The ur-deer is a shy woodland creature, slightly alarming to behold. Mostly harmless. May attempt to run up you if you corner it, which you do not want it to do. The moths are mostly poisonous, annoying and likely to eat your underwear. There are quite a lot of moths in this volume, because we got a bit excited about them, and they are pretty, so long as they don’t bite you, and you don’t bite them.
Chapter 5, as presented above, involves builder squids. These were somewhat the fault of Dr Porridge, and live in a freshwater lake somewhere in the middle of the island. I have stories about them. I rather like the idea of squids making things.
Hopeless, Maine: Optimists is the fourth volume in the Sloth Comics editions of Hopeless, Maine and comes out at the end of March (2022). These are most readily available in the UK and can be ordered from bookshops and comics shops. Places that sell books online will likely sell them to you. A number of sites have the book on pre-order – Hive, The Portobello Bookshop, Blackwells,Bookshop.org, Book Depository , Foyles and Waterstones – currently Amazon doesn’t have anything useful going on, but that’s ok, you probably weren’t going to shop there anyway 🙂

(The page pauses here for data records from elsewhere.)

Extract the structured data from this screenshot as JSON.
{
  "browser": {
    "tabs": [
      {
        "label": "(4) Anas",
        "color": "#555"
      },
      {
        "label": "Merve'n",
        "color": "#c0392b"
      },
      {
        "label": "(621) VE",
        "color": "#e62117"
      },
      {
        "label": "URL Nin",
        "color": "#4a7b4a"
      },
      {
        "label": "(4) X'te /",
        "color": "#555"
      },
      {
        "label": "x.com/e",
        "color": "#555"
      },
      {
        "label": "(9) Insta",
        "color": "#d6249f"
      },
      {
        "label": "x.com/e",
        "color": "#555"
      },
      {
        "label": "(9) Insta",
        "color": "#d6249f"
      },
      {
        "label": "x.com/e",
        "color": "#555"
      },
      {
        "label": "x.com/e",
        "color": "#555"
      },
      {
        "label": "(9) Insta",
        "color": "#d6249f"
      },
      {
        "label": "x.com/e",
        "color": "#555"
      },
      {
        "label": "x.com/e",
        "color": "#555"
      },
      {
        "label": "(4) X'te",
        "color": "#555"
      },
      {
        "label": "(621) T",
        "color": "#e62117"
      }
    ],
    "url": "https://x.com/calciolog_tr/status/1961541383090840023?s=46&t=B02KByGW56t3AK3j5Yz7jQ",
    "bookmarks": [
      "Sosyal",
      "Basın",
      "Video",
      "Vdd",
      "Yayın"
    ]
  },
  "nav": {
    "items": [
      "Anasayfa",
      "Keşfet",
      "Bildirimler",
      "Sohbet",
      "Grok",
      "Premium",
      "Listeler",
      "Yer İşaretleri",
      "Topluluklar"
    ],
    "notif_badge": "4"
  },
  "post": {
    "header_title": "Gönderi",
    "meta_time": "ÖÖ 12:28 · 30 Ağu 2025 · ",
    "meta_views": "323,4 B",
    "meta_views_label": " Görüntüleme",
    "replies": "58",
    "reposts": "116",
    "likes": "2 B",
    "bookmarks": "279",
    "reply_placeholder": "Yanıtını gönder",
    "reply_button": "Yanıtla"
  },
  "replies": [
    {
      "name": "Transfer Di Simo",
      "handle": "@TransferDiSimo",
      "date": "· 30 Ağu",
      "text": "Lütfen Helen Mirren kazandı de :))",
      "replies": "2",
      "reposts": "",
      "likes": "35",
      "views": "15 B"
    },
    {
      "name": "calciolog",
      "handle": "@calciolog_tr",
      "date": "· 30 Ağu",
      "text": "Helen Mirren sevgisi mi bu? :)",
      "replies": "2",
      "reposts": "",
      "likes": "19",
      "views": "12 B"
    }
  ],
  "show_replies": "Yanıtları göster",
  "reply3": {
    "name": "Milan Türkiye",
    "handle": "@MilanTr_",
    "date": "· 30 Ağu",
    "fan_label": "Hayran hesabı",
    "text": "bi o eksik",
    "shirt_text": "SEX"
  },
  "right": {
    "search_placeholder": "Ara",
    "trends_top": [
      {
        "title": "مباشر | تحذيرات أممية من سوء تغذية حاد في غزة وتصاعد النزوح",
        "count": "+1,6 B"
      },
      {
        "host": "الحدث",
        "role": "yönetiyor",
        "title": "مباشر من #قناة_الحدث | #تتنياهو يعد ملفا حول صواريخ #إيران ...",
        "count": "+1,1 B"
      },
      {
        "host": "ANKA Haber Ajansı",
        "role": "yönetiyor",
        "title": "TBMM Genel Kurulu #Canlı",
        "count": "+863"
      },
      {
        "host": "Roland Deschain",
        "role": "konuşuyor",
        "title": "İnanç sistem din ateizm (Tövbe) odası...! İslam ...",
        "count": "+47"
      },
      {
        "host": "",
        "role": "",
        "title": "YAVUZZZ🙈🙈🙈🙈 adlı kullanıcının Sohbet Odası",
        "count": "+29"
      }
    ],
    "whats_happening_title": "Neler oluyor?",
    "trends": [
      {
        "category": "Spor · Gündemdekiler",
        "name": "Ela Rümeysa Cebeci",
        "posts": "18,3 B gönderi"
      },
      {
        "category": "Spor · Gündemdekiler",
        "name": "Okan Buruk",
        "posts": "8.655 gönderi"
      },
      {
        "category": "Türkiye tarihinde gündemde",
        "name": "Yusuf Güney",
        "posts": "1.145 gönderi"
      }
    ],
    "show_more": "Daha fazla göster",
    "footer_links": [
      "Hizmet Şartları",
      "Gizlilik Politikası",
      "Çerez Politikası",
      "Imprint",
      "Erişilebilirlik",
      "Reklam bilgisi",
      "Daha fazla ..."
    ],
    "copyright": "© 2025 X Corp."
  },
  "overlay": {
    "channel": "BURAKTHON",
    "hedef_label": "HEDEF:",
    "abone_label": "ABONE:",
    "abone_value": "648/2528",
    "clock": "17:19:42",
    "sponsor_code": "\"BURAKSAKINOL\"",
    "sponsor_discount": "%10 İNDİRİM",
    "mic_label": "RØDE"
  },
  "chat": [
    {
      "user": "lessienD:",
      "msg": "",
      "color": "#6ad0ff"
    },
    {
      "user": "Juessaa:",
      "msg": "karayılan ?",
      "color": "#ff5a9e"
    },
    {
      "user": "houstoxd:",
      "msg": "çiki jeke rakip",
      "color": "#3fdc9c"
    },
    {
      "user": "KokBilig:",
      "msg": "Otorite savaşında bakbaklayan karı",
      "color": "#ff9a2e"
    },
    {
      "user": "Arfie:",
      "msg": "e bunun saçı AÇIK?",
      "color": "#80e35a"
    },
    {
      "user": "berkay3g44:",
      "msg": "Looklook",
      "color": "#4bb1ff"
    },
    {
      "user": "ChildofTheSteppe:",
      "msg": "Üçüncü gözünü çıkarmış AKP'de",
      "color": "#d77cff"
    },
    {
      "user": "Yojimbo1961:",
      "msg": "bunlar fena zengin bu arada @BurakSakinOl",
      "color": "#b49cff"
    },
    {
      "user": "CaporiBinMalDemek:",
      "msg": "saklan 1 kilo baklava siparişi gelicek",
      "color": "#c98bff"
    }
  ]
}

Some background first. The Hopeless Vendetta, aside from being the name of this blog, is also the name of the island’s newspaper. By ‘newspaper’ I mean gossip sheet hastily printed on recycled paper. Frampton does the whole thing – he is journalist, photographer, printer and paper recycler. At times he’s also the man in the street shouting about how newspaper should not be taken into privies because he needs to recycle it.
When we started this blog, it ran as the island’s newspaper in parallel with the comics, which were then a webcomic. Much has changed since then. Back in the day, I (Nimue) wrote as Frampton Jones, and Tom did the illustrations that were, in theory, the photographs Frampton had taken. How exactly Frampton got from photos to print I never asked, because I was afraid to.
However, we’ve got a period photography expert in the team, so I asked Gregg McNeill from Darkbox Images what the options would be. He said…
“Depending on the level of technology Frampton has access to, he could make photolithographic plates for printing in the paper. Before that, a photograph would be etched onto an engraving plate by someone who was adept at reproducing artwork. There were also carved wooden plates that would be used. In 1880, the first halftone reproduction of a photograph appeared in The Daily Graphic in New York. Halftone uses a series of dots of various sizes to reproduce an image. The halftone process is talked about here: ted.photographer.org.uk/photoscience_halftones.htm
The engraving process was the earliest way to get a photograph into a paper using the classic letterpress type machine like a Heidelberg press.”
So now we know! And for further interest, it turns out that Tom has run a Heidleberg press, which is a whole other story.